ANCHORED against the merciless winters of rural Northumberland, Hadrian’s Wall was once the northermost limit of Roman civilisation, beyond which lurked barbarians and other unknown horrors.

Sean Bean, as Ned Stark, in a scene from Game of Thrones.

It should come as no surprise then that this ancient monument has inspired the backdrop for the popular fantasy Sky TV drama Game of Thrones.

Some 700 feet tall and hewn from solid ice, The Wall – the colossal fortification forms an integral part of Game of Thrones – is an augmented version of our very own Hadrian’s Wall.

The fictional Wall protects the realm from the terrors of the ‘White Walkers’, who dwell in the far north.

Now author of the best-selling series George R.R. Martin has revealed that his inspiration for The Wall came from a visit to Northumberland.

In an interview with Rolling Stone magazine, Martin said: “I can trace back the inspiration to 1981. I was in England visiting a friend, and as we approached the Border of England and Scotland, we stopped to see Hadrian’s Wall.

“I stood up there and I tried to imagine what it was like to be a Roman legionary, standing on this wall, looking at these distant hills. It was a very profound feeling.

“For the Romans at that time, this was the end of civilisation; it was the end of the world.
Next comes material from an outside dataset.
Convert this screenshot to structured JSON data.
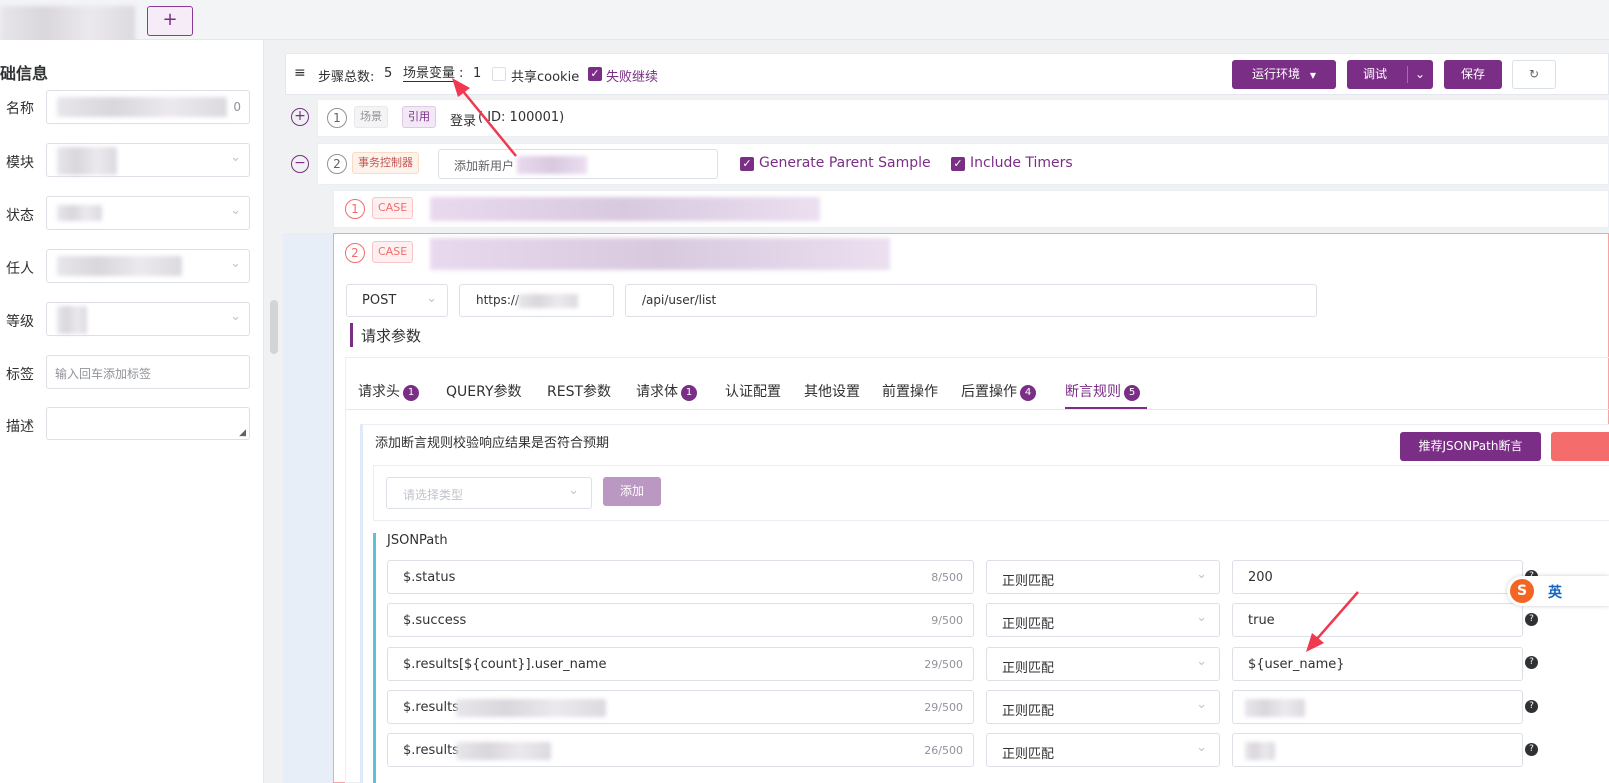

It was the sense of this barrier against dark forces – it planted something in me.”

Jude Leitch, general manager of Northumberland Tourism said: “Both the books and the TV series Game of Thrones have been a massive success, so it is thrilling to know that the first seed of inspiration for the story originated in Northumberland.